Ver. 17. An anathema. That is, a thing accursed and devoted to utter destruction. Ch. — Only the metal that was found, was consecrated to the Lord, (v. 19,) and the family of Rahab saved. In devoting things, the person who laid on the curse, might extend its operation as he pleased. On some occasions, all was to be destroyed; on others, some things were preserved. Deut. ii. 34. Lev. xxvii. 21. C. — This first city, which the Israelites attacked, was treated with peculiar severity, to terrify the rest.

Ver. 18. Forbidden, transgression, sin. Heb. has always anathema. H.

Ver. 19. Treasures, probably in the tabernacle. See Num. xxxi. 48. God claims the first-fruits of the booty, as an acknowledgment that he granted the victory, (C.) and all the riches of the country, to his people. H.

Ver. 23. Men. Heb. “boys;” a name given to people advanced in years. — Camp. A respect for the majesty of God, would not permit the Israelites to introduce unbelievers into the camp. They were first instructed, and then the men were circumcised, and the women received baptism. C.

Ver. 25. Day. Rahab prefigured the wild olive tree, which S. Paul says was engrafted on the good olive tree, (Rom. xi. 24,) and which will remain till the end of the world. Theod. q. 8. She married Salmon, of the tribe of Juda, and became the ancestor of David and of the Messias. C.

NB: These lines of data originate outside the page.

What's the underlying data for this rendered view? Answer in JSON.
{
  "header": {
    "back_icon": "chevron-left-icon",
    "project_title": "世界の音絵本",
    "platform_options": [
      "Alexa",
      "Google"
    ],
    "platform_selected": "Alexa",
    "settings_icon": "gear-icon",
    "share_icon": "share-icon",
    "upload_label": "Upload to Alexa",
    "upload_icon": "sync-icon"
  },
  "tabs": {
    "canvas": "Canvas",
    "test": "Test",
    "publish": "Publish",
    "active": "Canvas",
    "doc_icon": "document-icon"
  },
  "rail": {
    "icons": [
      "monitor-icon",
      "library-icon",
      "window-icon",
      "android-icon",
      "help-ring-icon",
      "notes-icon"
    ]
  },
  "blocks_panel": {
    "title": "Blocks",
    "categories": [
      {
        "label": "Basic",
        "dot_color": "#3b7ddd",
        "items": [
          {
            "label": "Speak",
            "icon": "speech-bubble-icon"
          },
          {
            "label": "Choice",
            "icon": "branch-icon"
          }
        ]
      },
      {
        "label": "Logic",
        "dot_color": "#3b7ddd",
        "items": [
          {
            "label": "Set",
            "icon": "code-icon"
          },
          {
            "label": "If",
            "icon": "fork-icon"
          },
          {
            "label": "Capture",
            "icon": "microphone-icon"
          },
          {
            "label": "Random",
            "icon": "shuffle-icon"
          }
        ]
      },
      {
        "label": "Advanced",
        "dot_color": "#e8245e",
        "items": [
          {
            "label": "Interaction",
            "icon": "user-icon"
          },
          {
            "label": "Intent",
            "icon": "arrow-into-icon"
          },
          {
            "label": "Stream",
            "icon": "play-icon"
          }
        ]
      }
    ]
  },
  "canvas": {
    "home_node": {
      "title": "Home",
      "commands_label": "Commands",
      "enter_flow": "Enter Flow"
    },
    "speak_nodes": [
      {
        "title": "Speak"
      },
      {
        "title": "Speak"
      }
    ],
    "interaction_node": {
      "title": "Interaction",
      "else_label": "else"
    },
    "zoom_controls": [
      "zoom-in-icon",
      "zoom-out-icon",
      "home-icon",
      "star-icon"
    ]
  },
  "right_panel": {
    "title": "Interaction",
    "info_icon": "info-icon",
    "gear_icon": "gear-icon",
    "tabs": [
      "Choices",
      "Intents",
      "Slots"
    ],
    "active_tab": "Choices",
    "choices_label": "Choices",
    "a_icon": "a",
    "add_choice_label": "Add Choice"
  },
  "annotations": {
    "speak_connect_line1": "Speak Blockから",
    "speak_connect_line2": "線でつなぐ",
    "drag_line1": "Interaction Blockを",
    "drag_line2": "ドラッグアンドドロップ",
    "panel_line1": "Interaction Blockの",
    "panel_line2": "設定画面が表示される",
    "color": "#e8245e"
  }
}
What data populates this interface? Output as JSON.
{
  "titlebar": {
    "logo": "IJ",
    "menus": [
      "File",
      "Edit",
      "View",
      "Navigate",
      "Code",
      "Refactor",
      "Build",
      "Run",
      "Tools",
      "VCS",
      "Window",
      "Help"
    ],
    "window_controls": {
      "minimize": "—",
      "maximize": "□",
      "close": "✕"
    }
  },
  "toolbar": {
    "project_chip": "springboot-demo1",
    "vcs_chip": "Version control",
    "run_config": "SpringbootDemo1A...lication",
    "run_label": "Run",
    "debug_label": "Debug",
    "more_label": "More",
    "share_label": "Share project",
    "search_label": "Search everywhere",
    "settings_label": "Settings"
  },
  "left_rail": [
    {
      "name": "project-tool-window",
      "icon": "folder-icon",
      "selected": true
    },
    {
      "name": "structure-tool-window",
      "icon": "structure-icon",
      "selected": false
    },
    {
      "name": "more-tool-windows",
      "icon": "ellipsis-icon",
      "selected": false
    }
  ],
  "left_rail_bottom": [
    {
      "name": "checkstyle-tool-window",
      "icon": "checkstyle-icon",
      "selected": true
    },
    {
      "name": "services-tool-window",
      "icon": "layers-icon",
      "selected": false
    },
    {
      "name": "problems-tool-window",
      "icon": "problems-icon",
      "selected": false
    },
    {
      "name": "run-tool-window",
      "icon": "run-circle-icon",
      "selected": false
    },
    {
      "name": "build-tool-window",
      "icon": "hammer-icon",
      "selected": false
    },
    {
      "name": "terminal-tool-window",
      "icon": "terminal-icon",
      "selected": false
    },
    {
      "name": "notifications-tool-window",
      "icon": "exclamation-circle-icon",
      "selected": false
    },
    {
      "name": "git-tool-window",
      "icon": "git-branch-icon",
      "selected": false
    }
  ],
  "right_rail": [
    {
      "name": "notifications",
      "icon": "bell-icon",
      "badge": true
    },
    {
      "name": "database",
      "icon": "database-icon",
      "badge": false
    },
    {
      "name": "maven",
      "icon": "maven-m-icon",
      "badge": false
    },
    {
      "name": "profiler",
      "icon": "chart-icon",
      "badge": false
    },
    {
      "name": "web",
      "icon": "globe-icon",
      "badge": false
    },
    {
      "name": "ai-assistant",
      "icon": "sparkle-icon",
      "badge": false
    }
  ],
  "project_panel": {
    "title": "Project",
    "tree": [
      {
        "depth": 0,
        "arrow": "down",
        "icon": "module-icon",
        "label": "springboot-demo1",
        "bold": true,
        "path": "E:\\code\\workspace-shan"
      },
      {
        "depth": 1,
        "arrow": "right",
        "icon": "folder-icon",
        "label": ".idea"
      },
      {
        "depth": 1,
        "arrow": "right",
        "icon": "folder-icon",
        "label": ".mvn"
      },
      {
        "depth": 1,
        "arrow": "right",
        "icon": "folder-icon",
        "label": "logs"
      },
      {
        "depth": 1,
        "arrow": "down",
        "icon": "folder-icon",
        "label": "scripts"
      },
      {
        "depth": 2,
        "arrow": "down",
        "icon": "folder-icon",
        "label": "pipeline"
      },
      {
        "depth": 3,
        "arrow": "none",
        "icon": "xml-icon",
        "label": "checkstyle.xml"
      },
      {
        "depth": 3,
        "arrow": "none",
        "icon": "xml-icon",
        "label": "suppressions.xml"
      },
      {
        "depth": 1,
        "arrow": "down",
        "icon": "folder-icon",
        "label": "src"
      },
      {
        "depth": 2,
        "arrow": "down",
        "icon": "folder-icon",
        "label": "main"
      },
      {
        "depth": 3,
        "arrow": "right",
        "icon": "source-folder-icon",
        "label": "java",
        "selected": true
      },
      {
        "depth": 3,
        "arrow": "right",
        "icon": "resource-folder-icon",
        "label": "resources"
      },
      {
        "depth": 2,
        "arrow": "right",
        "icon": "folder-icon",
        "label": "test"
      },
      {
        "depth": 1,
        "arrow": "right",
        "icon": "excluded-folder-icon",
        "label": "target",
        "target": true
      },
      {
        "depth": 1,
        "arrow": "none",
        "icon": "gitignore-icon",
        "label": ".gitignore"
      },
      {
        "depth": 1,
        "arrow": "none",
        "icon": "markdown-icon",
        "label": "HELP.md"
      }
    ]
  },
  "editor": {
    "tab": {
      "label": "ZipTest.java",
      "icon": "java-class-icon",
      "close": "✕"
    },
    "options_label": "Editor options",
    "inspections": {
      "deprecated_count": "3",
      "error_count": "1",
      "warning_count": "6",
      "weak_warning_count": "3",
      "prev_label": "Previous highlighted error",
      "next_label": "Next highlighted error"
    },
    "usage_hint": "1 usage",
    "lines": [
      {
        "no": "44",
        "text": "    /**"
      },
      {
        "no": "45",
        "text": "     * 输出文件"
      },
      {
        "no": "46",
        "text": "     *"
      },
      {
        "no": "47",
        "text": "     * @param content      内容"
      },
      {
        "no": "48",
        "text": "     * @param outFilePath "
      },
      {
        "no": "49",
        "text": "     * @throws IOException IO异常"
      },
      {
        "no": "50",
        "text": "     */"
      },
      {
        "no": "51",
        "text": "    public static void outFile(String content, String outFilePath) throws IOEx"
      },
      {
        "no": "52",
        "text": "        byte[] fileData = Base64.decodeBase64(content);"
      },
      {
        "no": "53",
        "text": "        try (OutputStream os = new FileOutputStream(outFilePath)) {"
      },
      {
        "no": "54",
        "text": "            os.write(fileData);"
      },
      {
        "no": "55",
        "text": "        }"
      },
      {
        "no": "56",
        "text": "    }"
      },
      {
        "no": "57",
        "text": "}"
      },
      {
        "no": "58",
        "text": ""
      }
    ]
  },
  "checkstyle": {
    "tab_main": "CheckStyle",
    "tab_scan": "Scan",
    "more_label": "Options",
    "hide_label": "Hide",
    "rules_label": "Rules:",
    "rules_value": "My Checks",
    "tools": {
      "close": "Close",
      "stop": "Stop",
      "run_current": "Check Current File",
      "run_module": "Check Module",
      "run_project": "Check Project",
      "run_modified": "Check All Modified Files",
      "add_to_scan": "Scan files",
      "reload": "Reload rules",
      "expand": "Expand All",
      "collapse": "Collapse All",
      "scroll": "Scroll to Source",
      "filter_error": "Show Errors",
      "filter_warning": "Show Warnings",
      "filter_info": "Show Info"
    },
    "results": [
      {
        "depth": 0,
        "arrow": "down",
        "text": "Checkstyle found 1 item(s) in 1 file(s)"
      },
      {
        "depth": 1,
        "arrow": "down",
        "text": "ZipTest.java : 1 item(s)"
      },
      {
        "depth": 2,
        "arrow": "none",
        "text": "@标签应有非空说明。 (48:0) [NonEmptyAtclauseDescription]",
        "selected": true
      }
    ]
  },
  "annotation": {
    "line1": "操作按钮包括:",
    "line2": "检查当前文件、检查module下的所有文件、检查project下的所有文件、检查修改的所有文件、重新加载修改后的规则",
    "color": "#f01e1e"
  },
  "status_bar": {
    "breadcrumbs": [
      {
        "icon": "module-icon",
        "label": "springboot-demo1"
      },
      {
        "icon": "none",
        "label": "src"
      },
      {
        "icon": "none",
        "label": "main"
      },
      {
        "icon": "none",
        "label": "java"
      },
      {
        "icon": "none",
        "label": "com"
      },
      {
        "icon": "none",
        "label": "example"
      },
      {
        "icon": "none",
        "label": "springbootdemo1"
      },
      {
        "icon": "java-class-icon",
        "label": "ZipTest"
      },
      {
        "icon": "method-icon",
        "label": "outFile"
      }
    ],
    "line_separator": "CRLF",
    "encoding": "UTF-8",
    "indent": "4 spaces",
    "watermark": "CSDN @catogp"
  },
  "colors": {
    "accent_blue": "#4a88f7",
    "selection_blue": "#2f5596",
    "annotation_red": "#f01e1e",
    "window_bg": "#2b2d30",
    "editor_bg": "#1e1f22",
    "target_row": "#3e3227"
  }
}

Ver. 26. Cursed, &c. Jericho, in the mystical sense, signifies iniquity; the sounding of the trumpets by the priests, signifies the preaching of the word of God; by which the walls of Jericho are thrown down, when sinners are converted; and a dreadful curse will light on them who build them up again. Ch. — Gates. Some copies of the Sept. insert here that the curse fell upon Azan (Hiel) of Bethel, 3 K. xvi. 34. Before his time, there was a city of palm-trees, or Jericho, built in the neighbourhood. Joseph. Bel. v. 4. Though Hiel was so severely punished, no one made any scruple to live there. Elias and Jesus Christ himself honoured the place with their presence. The city is now almost in ruins, and the territory uncultivated. Ancient history mentions similar imprecations against obnoxious cities. Thus the Romans cursed the rebuilders of Carthage, and Agamemnon followed “the ancient custom,” says Strabo, (xiii.) laying a curse upon those who should rebuild the city of Troy. The Ionians and Greeks forbad those temples to be re-established, which the Persians had destroyed, that they might remain eternal monuments of the impiety of the latter, and of the hatred which subsisted between the two nations. Pausanias in Phoc. C.